DIRECTIONS: Where the string "title" occurs in a line of the data below, that line should be copied.
########
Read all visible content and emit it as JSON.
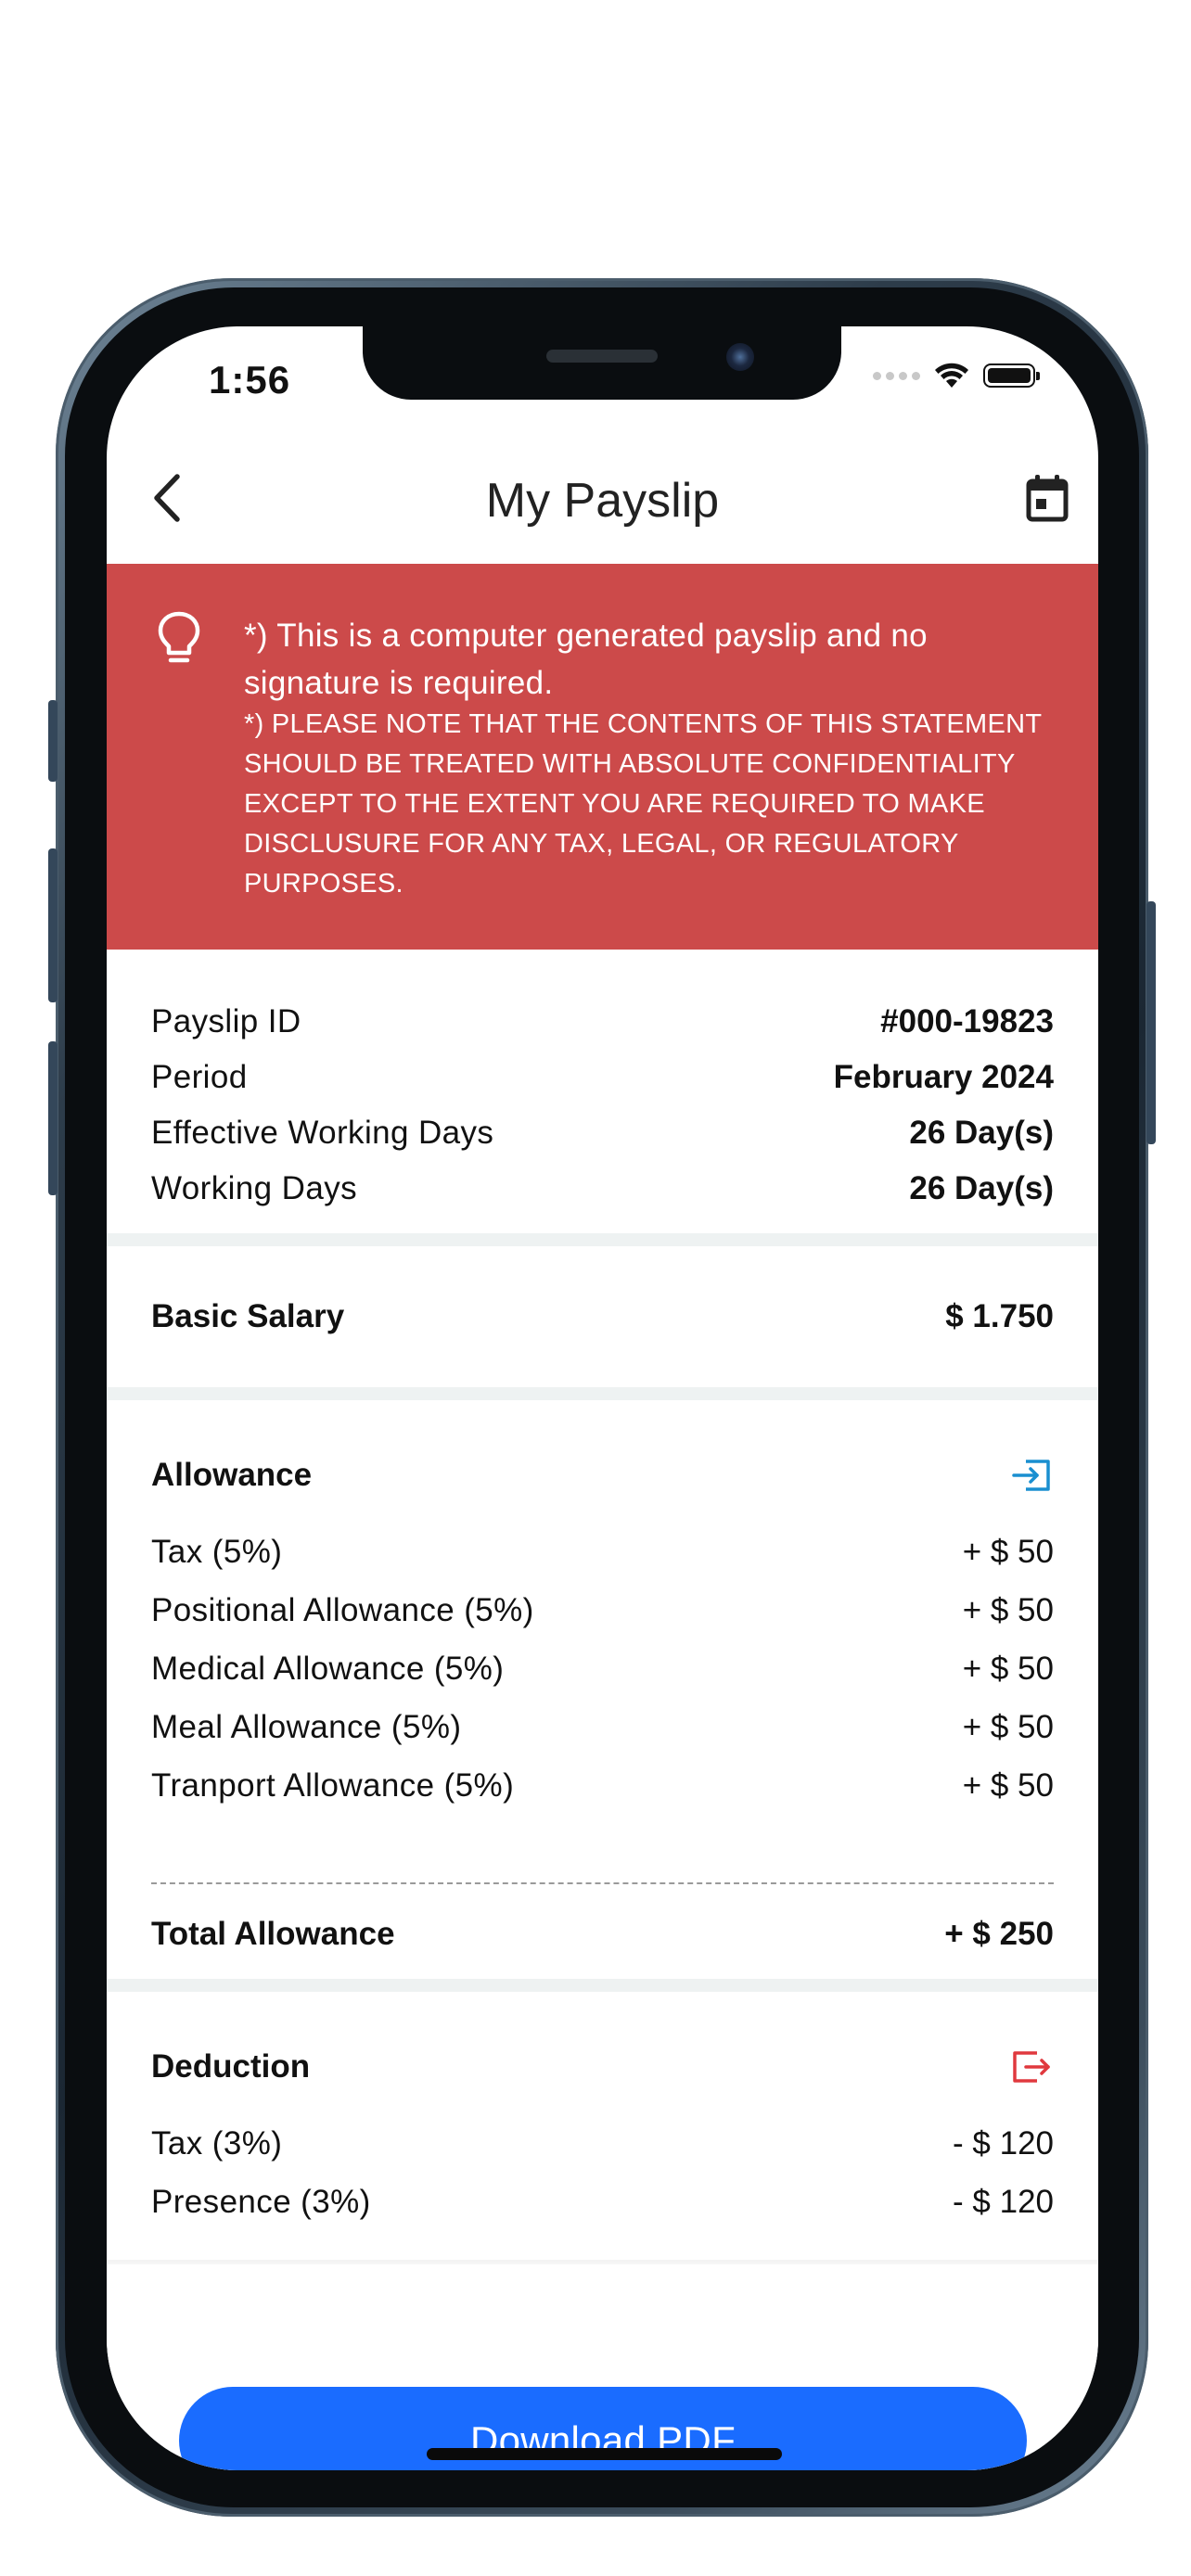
{
  "status_bar": {
    "time": "1:56"
  },
  "header": {
    "title": "My Payslip"
  },
  "notice": {
    "line1": "*) This is a computer generated payslip and no signature is required.",
    "line2": "*) PLEASE NOTE THAT THE CONTENTS OF THIS STATEMENT SHOULD BE TREATED WITH ABSOLUTE CONFIDENTIALITY EXCEPT TO THE EXTENT YOU ARE REQUIRED TO MAKE DISCLUSURE FOR ANY TAX, LEGAL, OR REGULATORY PURPOSES."
  },
  "info": [
    {
      "label": "Payslip ID",
      "value": "#000-19823"
    },
    {
      "label": "Period",
      "value": "February 2024"
    },
    {
      "label": "Effective Working Days",
      "value": "26 Day(s)"
    },
    {
      "label": "Working Days",
      "value": "26 Day(s)"
    }
  ],
  "basic_salary": {
    "label": "Basic Salary",
    "value": "$ 1.750"
  },
  "allowance": {
    "title": "Allowance",
    "items": [
      {
        "label": "Tax (5%)",
        "amount": "+ $ 50"
      },
      {
        "label": "Positional Allowance (5%)",
        "amount": "+ $ 50"
      },
      {
        "label": "Medical Allowance (5%)",
        "amount": "+ $ 50"
      },
      {
        "label": "Meal Allowance (5%)",
        "amount": "+ $ 50"
      },
      {
        "label": "Tranport Allowance (5%)",
        "amount": "+ $ 50"
      }
    ],
    "total_label": "Total Allowance",
    "total_value": "+ $ 250"
  },
  "deduction": {
    "title": "Deduction",
    "items": [
      {
        "label": "Tax (3%)",
        "amount": "- $ 120"
      },
      {
        "label": "Presence (3%)",
        "amount": "- $ 120"
      }
    ]
  },
  "actions": {
    "download_label": "Download PDF"
  },
  "colors": {
    "banner": "#cc4a4a",
    "primary": "#1a6cff",
    "allowance_icon": "#1a8fd0",
    "deduction_icon": "#e0393e"
  },
  "icons": {
    "back": "chevron-left-icon",
    "calendar": "calendar-icon",
    "notice": "lightbulb-icon",
    "allowance": "login-icon",
    "deduction": "logout-icon"
  }
}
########
SOLUTION BELOW:
    "title": "My Payslip"
    "title": "Allowance",
    "title": "Deduction",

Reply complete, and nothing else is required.